**Task description**
Please write the data out once more, exactly as it is given.

• • • • • • •

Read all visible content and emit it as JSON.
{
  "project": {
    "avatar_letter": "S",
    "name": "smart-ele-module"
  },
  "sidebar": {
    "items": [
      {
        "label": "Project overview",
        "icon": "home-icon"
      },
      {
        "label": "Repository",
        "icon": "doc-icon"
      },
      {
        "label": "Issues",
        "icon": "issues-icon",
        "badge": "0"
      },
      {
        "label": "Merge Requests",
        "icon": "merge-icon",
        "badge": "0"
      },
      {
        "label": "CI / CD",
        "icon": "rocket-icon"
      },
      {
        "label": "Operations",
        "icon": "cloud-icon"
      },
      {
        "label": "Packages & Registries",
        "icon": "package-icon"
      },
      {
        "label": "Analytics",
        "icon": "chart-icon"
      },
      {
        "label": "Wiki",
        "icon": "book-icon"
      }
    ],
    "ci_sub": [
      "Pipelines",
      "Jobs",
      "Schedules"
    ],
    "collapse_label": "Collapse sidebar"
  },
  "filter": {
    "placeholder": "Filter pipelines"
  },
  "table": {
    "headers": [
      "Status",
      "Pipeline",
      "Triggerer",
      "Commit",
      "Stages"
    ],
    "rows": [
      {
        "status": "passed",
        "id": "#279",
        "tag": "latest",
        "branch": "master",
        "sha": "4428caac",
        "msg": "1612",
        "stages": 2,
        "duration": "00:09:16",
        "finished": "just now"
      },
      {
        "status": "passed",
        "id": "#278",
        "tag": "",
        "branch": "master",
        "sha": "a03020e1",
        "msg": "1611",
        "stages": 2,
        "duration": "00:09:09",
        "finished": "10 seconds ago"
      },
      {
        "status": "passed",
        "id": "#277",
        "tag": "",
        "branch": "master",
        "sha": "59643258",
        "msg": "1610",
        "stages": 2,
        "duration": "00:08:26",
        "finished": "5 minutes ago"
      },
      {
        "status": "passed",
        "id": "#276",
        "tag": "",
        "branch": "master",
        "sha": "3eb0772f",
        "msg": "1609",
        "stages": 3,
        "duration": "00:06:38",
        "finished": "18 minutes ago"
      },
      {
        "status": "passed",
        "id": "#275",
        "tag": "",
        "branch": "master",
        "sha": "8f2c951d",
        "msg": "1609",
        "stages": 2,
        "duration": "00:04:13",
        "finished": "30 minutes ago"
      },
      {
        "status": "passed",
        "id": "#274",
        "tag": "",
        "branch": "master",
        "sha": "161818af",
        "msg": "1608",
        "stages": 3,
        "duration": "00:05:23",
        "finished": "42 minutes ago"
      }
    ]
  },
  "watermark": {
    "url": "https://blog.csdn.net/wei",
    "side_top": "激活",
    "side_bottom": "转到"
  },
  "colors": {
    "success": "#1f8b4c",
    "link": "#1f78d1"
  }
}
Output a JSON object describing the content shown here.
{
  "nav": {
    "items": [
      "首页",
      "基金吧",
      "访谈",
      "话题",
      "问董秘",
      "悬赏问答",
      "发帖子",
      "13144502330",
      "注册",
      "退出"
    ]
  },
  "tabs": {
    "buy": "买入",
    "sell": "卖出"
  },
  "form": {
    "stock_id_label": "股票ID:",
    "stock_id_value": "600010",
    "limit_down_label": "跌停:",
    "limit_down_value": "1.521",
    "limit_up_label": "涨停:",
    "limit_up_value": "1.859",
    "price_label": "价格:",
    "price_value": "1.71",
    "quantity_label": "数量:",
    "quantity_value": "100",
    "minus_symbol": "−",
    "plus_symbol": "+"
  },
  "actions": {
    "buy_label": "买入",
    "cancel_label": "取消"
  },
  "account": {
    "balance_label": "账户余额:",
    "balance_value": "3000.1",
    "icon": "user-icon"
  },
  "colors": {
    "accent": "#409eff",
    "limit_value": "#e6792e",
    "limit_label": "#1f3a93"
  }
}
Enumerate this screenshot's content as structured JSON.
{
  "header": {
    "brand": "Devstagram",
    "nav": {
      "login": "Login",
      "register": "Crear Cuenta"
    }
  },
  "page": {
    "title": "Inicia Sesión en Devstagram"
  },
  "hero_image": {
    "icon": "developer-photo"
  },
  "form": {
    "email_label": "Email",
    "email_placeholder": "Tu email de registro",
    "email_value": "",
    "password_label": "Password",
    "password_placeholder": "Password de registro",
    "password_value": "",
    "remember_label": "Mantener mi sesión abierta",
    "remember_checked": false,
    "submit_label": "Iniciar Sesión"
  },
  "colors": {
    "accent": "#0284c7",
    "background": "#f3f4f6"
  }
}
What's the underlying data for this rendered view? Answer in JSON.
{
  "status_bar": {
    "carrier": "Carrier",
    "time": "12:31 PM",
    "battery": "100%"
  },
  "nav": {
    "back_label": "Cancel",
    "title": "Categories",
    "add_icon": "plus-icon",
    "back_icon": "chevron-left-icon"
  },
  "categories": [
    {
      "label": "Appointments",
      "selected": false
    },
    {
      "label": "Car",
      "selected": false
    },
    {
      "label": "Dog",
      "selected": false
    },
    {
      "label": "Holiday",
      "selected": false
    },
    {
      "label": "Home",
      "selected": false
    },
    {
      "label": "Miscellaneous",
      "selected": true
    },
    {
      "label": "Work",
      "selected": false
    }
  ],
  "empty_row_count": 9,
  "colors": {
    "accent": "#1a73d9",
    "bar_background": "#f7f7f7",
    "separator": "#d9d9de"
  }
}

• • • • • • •

**Response below**
Read all visible content and emit it as JSON.
{
  "project": {
    "avatar_letter": "S",
    "name": "smart-ele-module"
  },
  "sidebar": {
    "items": [
      {
        "label": "Project overview",
        "icon": "home-icon"
      },
      {
        "label": "Repository",
        "icon": "doc-icon"
      },
      {
        "label": "Issues",
        "icon": "issues-icon",
        "badge": "0"
      },
      {
        "label": "Merge Requests",
        "icon": "merge-icon",
        "badge": "0"
      },
      {
        "label": "CI / CD",
        "icon": "rocket-icon"
      },
      {
        "label": "Operations",
        "icon": "cloud-icon"
      },
      {
        "label": "Packages & Registries",
        "icon": "package-icon"
      },
      {
        "label": "Analytics",
        "icon": "chart-icon"
      },
      {
        "label": "Wiki",
        "icon": "book-icon"
      }
    ],
    "ci_sub": [
      "Pipelines",
      "Jobs",
      "Schedules"
    ],
    "collapse_label": "Collapse sidebar"
  },
  "filter": {
    "placeholder": "Filter pipelines"
  },
  "table": {
    "headers": [
      "Status",
      "Pipeline",
      "Triggerer",
      "Commit",
      "Stages"
    ],
    "rows": [
      {
        "status": "passed",
        "id": "#279",
        "tag": "latest",
        "branch": "master",
        "sha": "4428caac",
        "msg": "1612",
        "stages": 2,
        "duration": "00:09:16",
        "finished": "just now"
      },
      {
        "status": "passed",
        "id": "#278",
        "tag": "",
        "branch": "master",
        "sha": "a03020e1",
        "msg": "1611",
        "stages": 2,
        "duration": "00:09:09",
        "finished": "10 seconds ago"
      },
      {
        "status": "passed",
        "id": "#277",
        "tag": "",
        "branch": "master",
        "sha": "59643258",
        "msg": "1610",
        "stages": 2,
        "duration": "00:08:26",
        "finished": "5 minutes ago"
      },
      {
        "status": "passed",
        "id": "#276",
        "tag": "",
        "branch": "master",
        "sha": "3eb0772f",
        "msg": "1609",
        "stages": 3,
        "duration": "00:06:38",
        "finished": "18 minutes ago"
      },
      {
        "status": "passed",
        "id": "#275",
        "tag": "",
        "branch": "master",
        "sha": "8f2c951d",
        "msg": "1609",
        "stages": 2,
        "duration": "00:04:13",
        "finished": "30 minutes ago"
      },
      {
        "status": "passed",
        "id": "#274",
        "tag": "",
        "branch": "master",
        "sha": "161818af",
        "msg": "1608",
        "stages": 3,
        "duration": "00:05:23",
        "finished": "42 minutes ago"
      }
    ]
  },
  "watermark": {
    "url": "https://blog.csdn.net/wei",
    "side_top": "激活",
    "side_bottom": "转到"
  },
  "colors": {
    "success": "#1f8b4c",
    "link": "#1f78d1"
  }
}
Output a JSON object describing the content shown here.
{
  "nav": {
    "items": [
      "首页",
      "基金吧",
      "访谈",
      "话题",
      "问董秘",
      "悬赏问答",
      "发帖子",
      "13144502330",
      "注册",
      "退出"
    ]
  },
  "tabs": {
    "buy": "买入",
    "sell": "卖出"
  },
  "form": {
    "stock_id_label": "股票ID:",
    "stock_id_value": "600010",
    "limit_down_label": "跌停:",
    "limit_down_value": "1.521",
    "limit_up_label": "涨停:",
    "limit_up_value": "1.859",
    "price_label": "价格:",
    "price_value": "1.71",
    "quantity_label": "数量:",
    "quantity_value": "100",
    "minus_symbol": "−",
    "plus_symbol": "+"
  },
  "actions": {
    "buy_label": "买入",
    "cancel_label": "取消"
  },
  "account": {
    "balance_label": "账户余额:",
    "balance_value": "3000.1",
    "icon": "user-icon"
  },
  "colors": {
    "accent": "#409eff",
    "limit_value": "#e6792e",
    "limit_label": "#1f3a93"
  }
}
Enumerate this screenshot's content as structured JSON.
{
  "header": {
    "brand": "Devstagram",
    "nav": {
      "login": "Login",
      "register": "Crear Cuenta"
    }
  },
  "page": {
    "title": "Inicia Sesión en Devstagram"
  },
  "hero_image": {
    "icon": "developer-photo"
  },
  "form": {
    "email_label": "Email",
    "email_placeholder": "Tu email de registro",
    "email_value": "",
    "password_label": "Password",
    "password_placeholder": "Password de registro",
    "password_value": "",
    "remember_label": "Mantener mi sesión abierta",
    "remember_checked": false,
    "submit_label": "Iniciar Sesión"
  },
  "colors": {
    "accent": "#0284c7",
    "background": "#f3f4f6"
  }
}
What's the underlying data for this rendered view? Answer in JSON.
{
  "status_bar": {
    "carrier": "Carrier",
    "time": "12:31 PM",
    "battery": "100%"
  },
  "nav": {
    "back_label": "Cancel",
    "title": "Categories",
    "add_icon": "plus-icon",
    "back_icon": "chevron-left-icon"
  },
  "categories": [
    {
      "label": "Appointments",
      "selected": false
    },
    {
      "label": "Car",
      "selected": false
    },
    {
      "label": "Dog",
      "selected": false
    },
    {
      "label": "Holiday",
      "selected": false
    },
    {
      "label": "Home",
      "selected": false
    },
    {
      "label": "Miscellaneous",
      "selected": true
    },
    {
      "label": "Work",
      "selected": false
    }
  ],
  "empty_row_count": 9,
  "colors": {
    "accent": "#1a73d9",
    "bar_background": "#f7f7f7",
    "separator": "#d9d9de"
  }
}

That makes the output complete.